The military standards were found hidden in Sir Walter Scott's home
Flags from the battlefield at Waterloo have been found in a cupboard at the home of Sir Walter Scott.
The four banners, which date from 1815, were discovered by trustees sorting through Abbotsford, Scott's home near Melrose in Roxburghshire.
The novelist brought them from the scene of the battle, which he visited after hearing of Napoleon's defeat.
The Abbotsford Trust, which runs the house, hopes the standards can be restored and put on public display.
Jacquie Wright, executive manager of the trust, said: "We were very excited to find the banners. They are very rare.
"As you can imagine, they have been lying in a cupboard since 1815 rolled up in bits of paper so the material is very fragile.
"He collected other things, which were on show because he put them on show but these things were actually put away in the cupboard.
"We would absolutely love to have them on display one day."
She added: "It may be that one of the family knew that the banners were there but we had no idea of their existence until just recently when we unravelled them."
Scott, author of classics such as Waverley and Ivanhoe, was interested in military history and collected many relics.
Rob Roy's gun and Montrose's sword are among the items on display at Abbotsford.
Sir Walter Scott lived at Abbottsford in the Borders
Scott was allowed on to the battlefield at Waterloo and took three French and one English banner, some of which have bullet holes through them.
Inspired by the battle, he wrote a poem The Field Of Waterloo.
Abbotsford is full of souvenirs Scott collected throughout his life and was first opened to the public in 1833, five months after his death.
It is run by the Abbotsford Trust, which must raise around £10m to fully restore the house.
The Battle of Waterloo took place in Belgium on 18 June 1815 and saw a French army of 124,000 men led by Napoleon fight the armies of six nations.
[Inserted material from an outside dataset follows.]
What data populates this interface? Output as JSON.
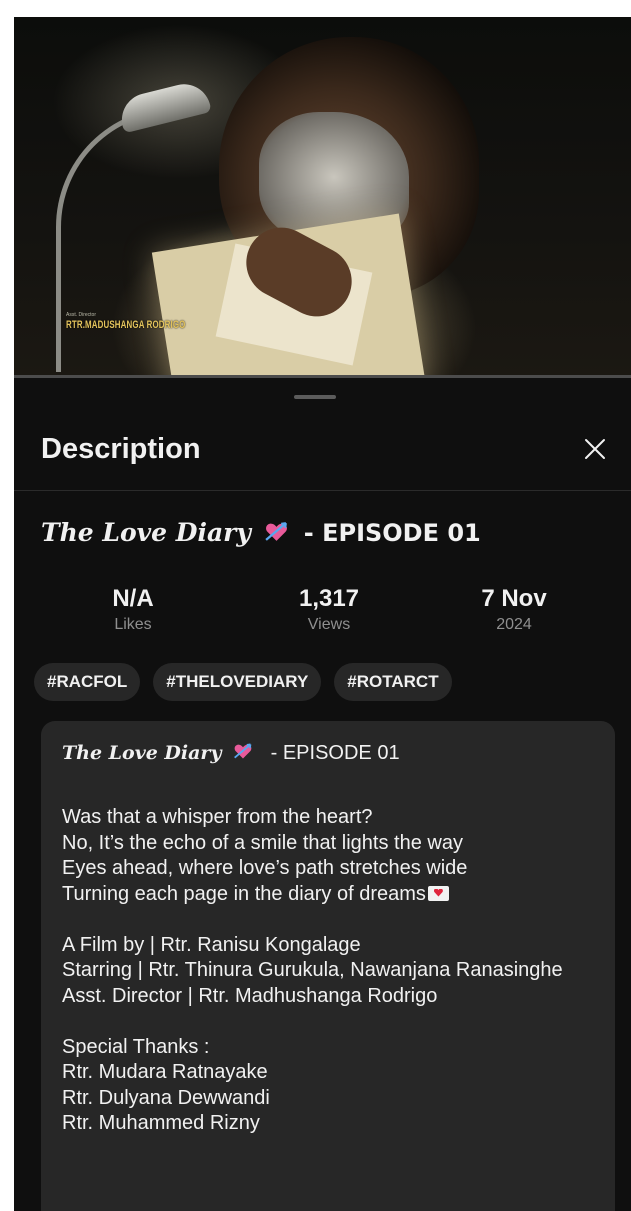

The 97,000-strong British-Dutch army was led by the Duke of Wellington and another 117,000 men were led by Field-Marshal Blucher, a Prussian.
After eight hours, the battle ended in defeat for the French.